Tail

Cat’s have many different ways of expressing their feelings and communicating. It is common for us humans to interpret what our cat may be feeling by paying close attention to their posture, facial expressions and the position of their ears. Another big indicator to closely at when a cat is expressing themselves is the tail. A cat’s tail can be a deep insight in to your cats emotions. The following tail movements and positions will give you some insight into what your cat is feeling:

Vertical Tail

A cat that has its tail in an upright, vertical position is often considered to be a friendly greeting or that they are in a playful mood. If there is an added tail quiver when your cat sees you, it means they are happy, content and confident to be around you as it is an added greeting.

A tail that is upright, but more arched, usually means they are defensive or ready to attack and do not wish to interact.

Wrapped Tail

Cats will often wrap their tail around your arm, leg or neck to show affection. Along with a headbutt from a cat, this is one of the major signs to show that a cat truly loves you an feels confident around you.

Tail Flick

When a cat’s tail is in a lower position, extended firmly and is flicking back and forth, this usually means they are showing their displeasure or signs of offensive aggression. It often happens just before a cat is ready to pounce as they stalk their prey.

This tail flick is common in environments where the cat does not feel comfortable (i.e. the vets) or if it is slow, confident movement, this can sometimes mean the cat is relaxed and just surveying their environment.

Fluffed Tail

When a cat senses they are in danger or are confronted by another animal, it’s very common for them to fluff up their tail and arch their back. This is to make themselves appear bigger and scarier to whatever they perceive is the danger.

Cats are very expressive creatures and more often than not will use their tails to express their emotions and feelings. It takes their whole body to truly show what they are feeling as each part of them will react in a certain way to different situations. Taking time to observe the movements your cat makes will help you to better interpret what your cat wants, helping to build a trusting bond between the both of you.

 

The opinions expressed here are the personal opinions of the writer. Content published here does not necessarily represent the views and opinions of Petplan.

One Response to “Interpreting the Tail”

  1. Viktoria Varnikova says:

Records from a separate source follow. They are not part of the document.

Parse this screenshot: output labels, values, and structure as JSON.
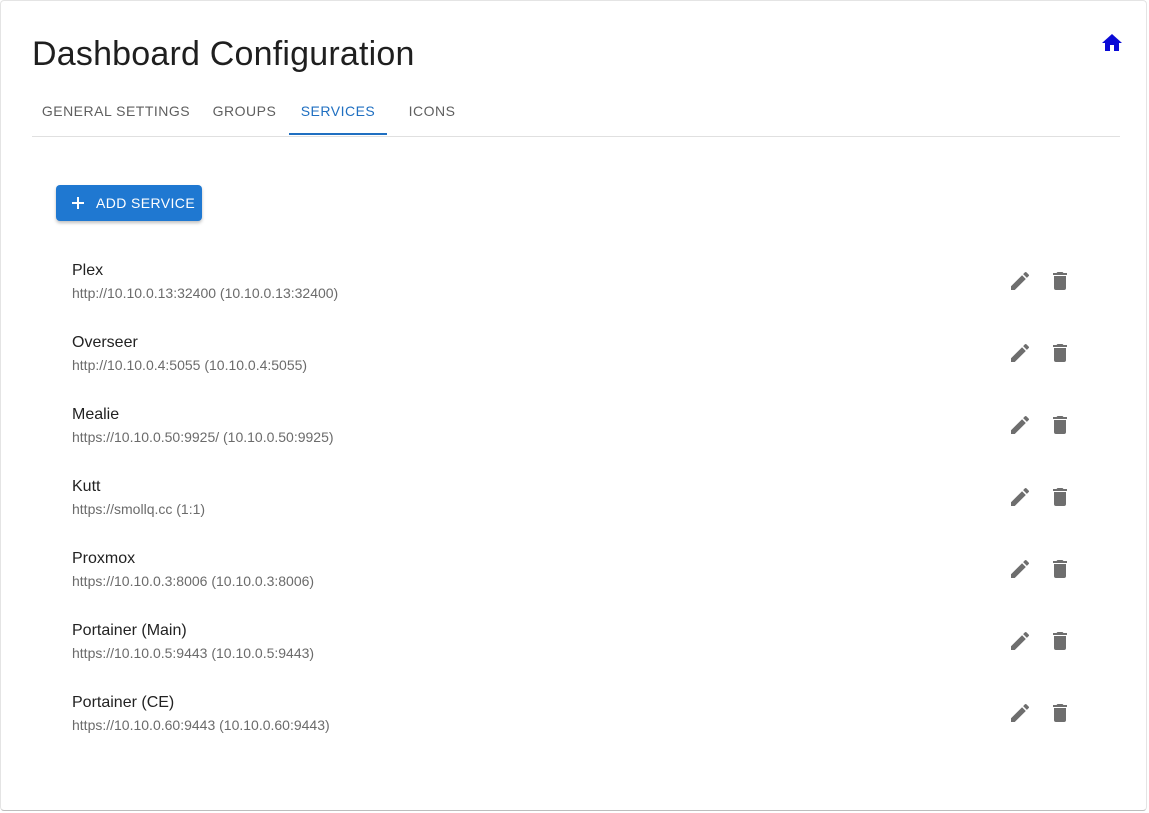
{
  "header": {
    "title": "Dashboard Configuration",
    "home_icon": "home-icon",
    "home_icon_color": "#0a0ad6"
  },
  "tabs": [
    {
      "label": "GENERAL SETTINGS",
      "active": false
    },
    {
      "label": "GROUPS",
      "active": false
    },
    {
      "label": "SERVICES",
      "active": true
    },
    {
      "label": "ICONS",
      "active": false
    }
  ],
  "colors": {
    "accent": "#1f6fc1",
    "button_bg": "#1f78d1",
    "icon_gray": "#6e6e6e"
  },
  "add_button": {
    "label": "ADD SERVICE",
    "icon": "plus-icon"
  },
  "services": [
    {
      "name": "Plex",
      "url": "http://10.10.0.13:32400 (10.10.0.13:32400)"
    },
    {
      "name": "Overseer",
      "url": "http://10.10.0.4:5055 (10.10.0.4:5055)"
    },
    {
      "name": "Mealie",
      "url": "https://10.10.0.50:9925/ (10.10.0.50:9925)"
    },
    {
      "name": "Kutt",
      "url": "https://smollq.cc (1:1)"
    },
    {
      "name": "Proxmox",
      "url": "https://10.10.0.3:8006 (10.10.0.3:8006)"
    },
    {
      "name": "Portainer (Main)",
      "url": "https://10.10.0.5:9443 (10.10.0.5:9443)"
    },
    {
      "name": "Portainer (CE)",
      "url": "https://10.10.0.60:9443 (10.10.0.60:9443)"
    }
  ],
  "row_actions": {
    "edit_icon": "pencil-icon",
    "delete_icon": "trash-icon"
  }
}
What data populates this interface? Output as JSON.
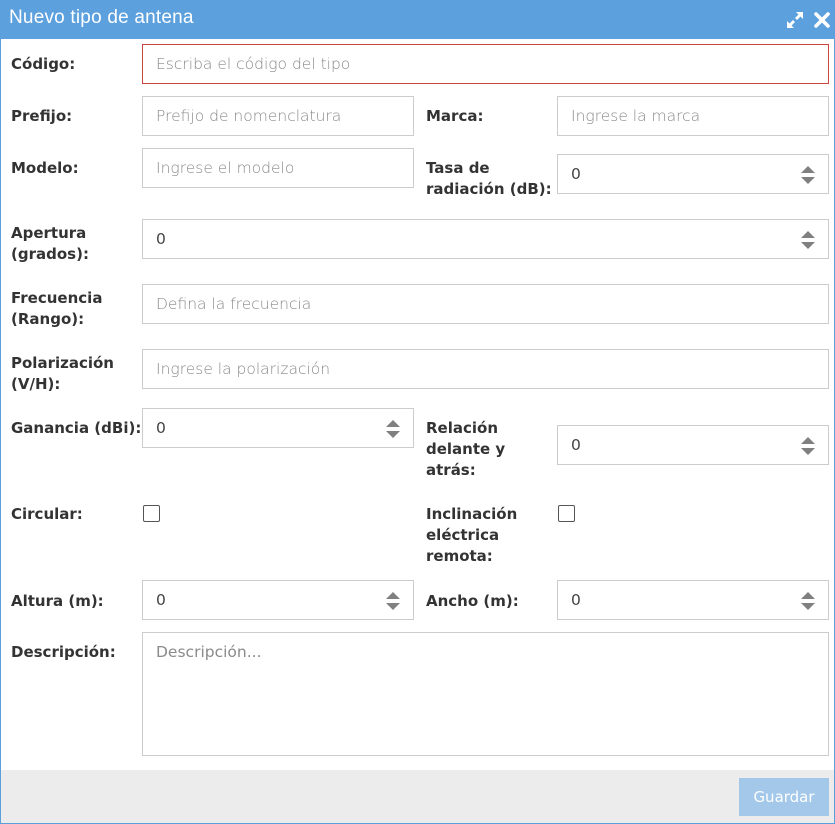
{
  "dialog": {
    "title": "Nuevo tipo de antena",
    "icons": {
      "maximize": "expand-arrows-icon",
      "close": "close-x-icon"
    },
    "colors": {
      "titlebar": "#5ca0de",
      "error_border": "#c9473c",
      "save_button": "#a3c8ea",
      "footer": "#ececec"
    }
  },
  "form": {
    "codigo": {
      "label": "Código:",
      "placeholder": "Escriba el código del tipo"
    },
    "prefijo": {
      "label": "Prefijo:",
      "placeholder": "Prefijo de nomenclatura"
    },
    "marca": {
      "label": "Marca:",
      "placeholder": "Ingrese la marca"
    },
    "modelo": {
      "label": "Modelo:",
      "placeholder": "Ingrese el modelo"
    },
    "tasa_radiacion": {
      "label_line1": "Tasa de",
      "label_line2": "radiación (dB):",
      "value": "0"
    },
    "apertura": {
      "label_line1": "Apertura",
      "label_line2": "(grados):",
      "value": "0"
    },
    "frecuencia": {
      "label_line1": "Frecuencia",
      "label_line2": "(Rango):",
      "placeholder": "Defina la frecuencia"
    },
    "polarizacion": {
      "label_line1": "Polarización",
      "label_line2": "(V/H):",
      "placeholder": "Ingrese la polarización"
    },
    "ganancia": {
      "label": "Ganancia (dBi):",
      "value": "0"
    },
    "relacion": {
      "label_line1": "Relación",
      "label_line2": "delante y",
      "label_line3": "atrás:",
      "value": "0"
    },
    "circular": {
      "label": "Circular:",
      "checked": false
    },
    "inclinacion": {
      "label_line1": "Inclinación",
      "label_line2": "eléctrica",
      "label_line3": "remota:",
      "checked": false
    },
    "altura": {
      "label": "Altura (m):",
      "value": "0"
    },
    "ancho": {
      "label": "Ancho (m):",
      "value": "0"
    },
    "descripcion": {
      "label": "Descripción:",
      "placeholder": "Descripción..."
    }
  },
  "footer": {
    "save_label": "Guardar"
  }
}
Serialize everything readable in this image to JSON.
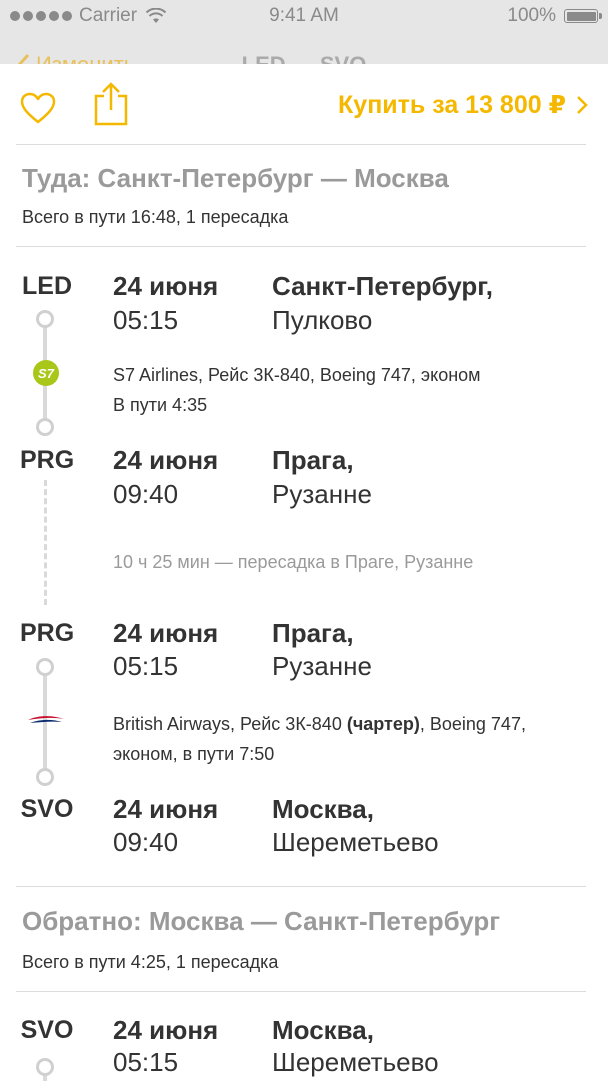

    I’ve always had dogs. And when my father brought a kitten, I knew nothing about its behavior. I thought that wagging tails is the same as for dogs. I was really surprised when I read the article https://catspro.com/what-does-it-mean-when-cats-wag-their-tail.html.